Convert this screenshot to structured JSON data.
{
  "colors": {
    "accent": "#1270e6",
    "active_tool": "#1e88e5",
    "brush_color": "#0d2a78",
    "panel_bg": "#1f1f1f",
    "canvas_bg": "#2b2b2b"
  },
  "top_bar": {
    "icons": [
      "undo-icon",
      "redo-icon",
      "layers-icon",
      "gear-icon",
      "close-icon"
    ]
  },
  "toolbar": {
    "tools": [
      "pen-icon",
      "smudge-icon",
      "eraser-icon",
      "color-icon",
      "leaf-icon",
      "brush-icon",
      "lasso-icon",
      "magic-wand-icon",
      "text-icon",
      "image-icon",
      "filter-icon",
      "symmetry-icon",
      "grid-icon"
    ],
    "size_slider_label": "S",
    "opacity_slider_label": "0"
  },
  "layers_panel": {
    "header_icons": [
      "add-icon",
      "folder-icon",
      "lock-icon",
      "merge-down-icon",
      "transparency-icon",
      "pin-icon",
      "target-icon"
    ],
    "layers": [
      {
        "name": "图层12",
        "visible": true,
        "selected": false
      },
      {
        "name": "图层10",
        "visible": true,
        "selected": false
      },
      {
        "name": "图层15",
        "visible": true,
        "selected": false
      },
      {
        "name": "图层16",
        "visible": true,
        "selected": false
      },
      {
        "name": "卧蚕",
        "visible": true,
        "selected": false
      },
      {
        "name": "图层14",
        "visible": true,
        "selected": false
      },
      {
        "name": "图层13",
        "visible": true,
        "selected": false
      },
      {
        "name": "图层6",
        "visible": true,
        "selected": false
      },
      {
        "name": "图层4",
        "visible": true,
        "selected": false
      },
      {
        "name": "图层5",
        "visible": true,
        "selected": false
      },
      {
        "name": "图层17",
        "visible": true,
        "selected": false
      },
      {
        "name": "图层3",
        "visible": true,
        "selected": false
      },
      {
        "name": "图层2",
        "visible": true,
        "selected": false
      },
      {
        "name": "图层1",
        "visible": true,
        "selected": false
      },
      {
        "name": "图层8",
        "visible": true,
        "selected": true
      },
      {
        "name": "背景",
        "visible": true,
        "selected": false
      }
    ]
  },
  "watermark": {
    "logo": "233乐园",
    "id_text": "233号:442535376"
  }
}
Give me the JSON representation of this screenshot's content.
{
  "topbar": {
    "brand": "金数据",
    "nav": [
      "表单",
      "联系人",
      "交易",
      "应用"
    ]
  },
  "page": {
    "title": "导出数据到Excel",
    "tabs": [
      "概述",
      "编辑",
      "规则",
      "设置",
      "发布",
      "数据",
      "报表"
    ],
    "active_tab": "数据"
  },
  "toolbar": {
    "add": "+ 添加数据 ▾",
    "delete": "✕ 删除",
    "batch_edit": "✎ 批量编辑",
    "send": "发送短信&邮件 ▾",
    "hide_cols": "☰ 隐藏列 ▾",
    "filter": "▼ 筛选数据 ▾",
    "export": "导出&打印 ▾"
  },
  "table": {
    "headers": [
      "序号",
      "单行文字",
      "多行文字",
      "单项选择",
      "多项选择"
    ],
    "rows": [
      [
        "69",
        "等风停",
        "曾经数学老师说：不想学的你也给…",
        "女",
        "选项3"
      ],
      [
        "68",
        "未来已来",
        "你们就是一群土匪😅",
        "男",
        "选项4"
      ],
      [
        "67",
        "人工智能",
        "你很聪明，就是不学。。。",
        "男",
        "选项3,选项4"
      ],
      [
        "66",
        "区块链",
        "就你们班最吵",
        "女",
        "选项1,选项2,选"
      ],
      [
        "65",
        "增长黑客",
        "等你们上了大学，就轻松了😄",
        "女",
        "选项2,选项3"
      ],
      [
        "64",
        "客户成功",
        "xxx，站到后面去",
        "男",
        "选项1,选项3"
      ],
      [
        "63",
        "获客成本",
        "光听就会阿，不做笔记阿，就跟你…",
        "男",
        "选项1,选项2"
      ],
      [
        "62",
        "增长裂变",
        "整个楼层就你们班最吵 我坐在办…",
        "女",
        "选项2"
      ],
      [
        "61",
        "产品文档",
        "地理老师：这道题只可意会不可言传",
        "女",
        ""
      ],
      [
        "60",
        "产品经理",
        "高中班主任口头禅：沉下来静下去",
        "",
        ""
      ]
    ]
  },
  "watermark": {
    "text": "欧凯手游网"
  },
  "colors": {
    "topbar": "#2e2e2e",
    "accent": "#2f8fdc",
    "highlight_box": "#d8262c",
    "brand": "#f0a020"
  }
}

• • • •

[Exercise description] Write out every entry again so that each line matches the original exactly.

[Exercise output]
Convert this screenshot to structured JSON data.
{
  "colors": {
    "accent": "#1270e6",
    "active_tool": "#1e88e5",
    "brush_color": "#0d2a78",
    "panel_bg": "#1f1f1f",
    "canvas_bg": "#2b2b2b"
  },
  "top_bar": {
    "icons": [
      "undo-icon",
      "redo-icon",
      "layers-icon",
      "gear-icon",
      "close-icon"
    ]
  },
  "toolbar": {
    "tools": [
      "pen-icon",
      "smudge-icon",
      "eraser-icon",
      "color-icon",
      "leaf-icon",
      "brush-icon",
      "lasso-icon",
      "magic-wand-icon",
      "text-icon",
      "image-icon",
      "filter-icon",
      "symmetry-icon",
      "grid-icon"
    ],
    "size_slider_label": "S",
    "opacity_slider_label": "0"
  },
  "layers_panel": {
    "header_icons": [
      "add-icon",
      "folder-icon",
      "lock-icon",
      "merge-down-icon",
      "transparency-icon",
      "pin-icon",
      "target-icon"
    ],
    "layers": [
      {
        "name": "图层12",
        "visible": true,
        "selected": false
      },
      {
        "name": "图层10",
        "visible": true,
        "selected": false
      },
      {
        "name": "图层15",
        "visible": true,
        "selected": false
      },
      {
        "name": "图层16",
        "visible": true,
        "selected": false
      },
      {
        "name": "卧蚕",
        "visible": true,
        "selected": false
      },
      {
        "name": "图层14",
        "visible": true,
        "selected": false
      },
      {
        "name": "图层13",
        "visible": true,
        "selected": false
      },
      {
        "name": "图层6",
        "visible": true,
        "selected": false
      },
      {
        "name": "图层4",
        "visible": true,
        "selected": false
      },
      {
        "name": "图层5",
        "visible": true,
        "selected": false
      },
      {
        "name": "图层17",
        "visible": true,
        "selected": false
      },
      {
        "name": "图层3",
        "visible": true,
        "selected": false
      },
      {
        "name": "图层2",
        "visible": true,
        "selected": false
      },
      {
        "name": "图层1",
        "visible": true,
        "selected": false
      },
      {
        "name": "图层8",
        "visible": true,
        "selected": true
      },
      {
        "name": "背景",
        "visible": true,
        "selected": false
      }
    ]
  },
  "watermark": {
    "logo": "233乐园",
    "id_text": "233号:442535376"
  }
}
Give me the JSON representation of this screenshot's content.
{
  "topbar": {
    "brand": "金数据",
    "nav": [
      "表单",
      "联系人",
      "交易",
      "应用"
    ]
  },
  "page": {
    "title": "导出数据到Excel",
    "tabs": [
      "概述",
      "编辑",
      "规则",
      "设置",
      "发布",
      "数据",
      "报表"
    ],
    "active_tab": "数据"
  },
  "toolbar": {
    "add": "+ 添加数据 ▾",
    "delete": "✕ 删除",
    "batch_edit": "✎ 批量编辑",
    "send": "发送短信&邮件 ▾",
    "hide_cols": "☰ 隐藏列 ▾",
    "filter": "▼ 筛选数据 ▾",
    "export": "导出&打印 ▾"
  },
  "table": {
    "headers": [
      "序号",
      "单行文字",
      "多行文字",
      "单项选择",
      "多项选择"
    ],
    "rows": [
      [
        "69",
        "等风停",
        "曾经数学老师说：不想学的你也给…",
        "女",
        "选项3"
      ],
      [
        "68",
        "未来已来",
        "你们就是一群土匪😅",
        "男",
        "选项4"
      ],
      [
        "67",
        "人工智能",
        "你很聪明，就是不学。。。",
        "男",
        "选项3,选项4"
      ],
      [
        "66",
        "区块链",
        "就你们班最吵",
        "女",
        "选项1,选项2,选"
      ],
      [
        "65",
        "增长黑客",
        "等你们上了大学，就轻松了😄",
        "女",
        "选项2,选项3"
      ],
      [
        "64",
        "客户成功",
        "xxx，站到后面去",
        "男",
        "选项1,选项3"
      ],
      [
        "63",
        "获客成本",
        "光听就会阿，不做笔记阿，就跟你…",
        "男",
        "选项1,选项2"
      ],
      [
        "62",
        "增长裂变",
        "整个楼层就你们班最吵 我坐在办…",
        "女",
        "选项2"
      ],
      [
        "61",
        "产品文档",
        "地理老师：这道题只可意会不可言传",
        "女",
        ""
      ],
      [
        "60",
        "产品经理",
        "高中班主任口头禅：沉下来静下去",
        "",
        ""
      ]
    ]
  },
  "watermark": {
    "text": "欧凯手游网"
  },
  "colors": {
    "topbar": "#2e2e2e",
    "accent": "#2f8fdc",
    "highlight_box": "#d8262c",
    "brand": "#f0a020"
  }
}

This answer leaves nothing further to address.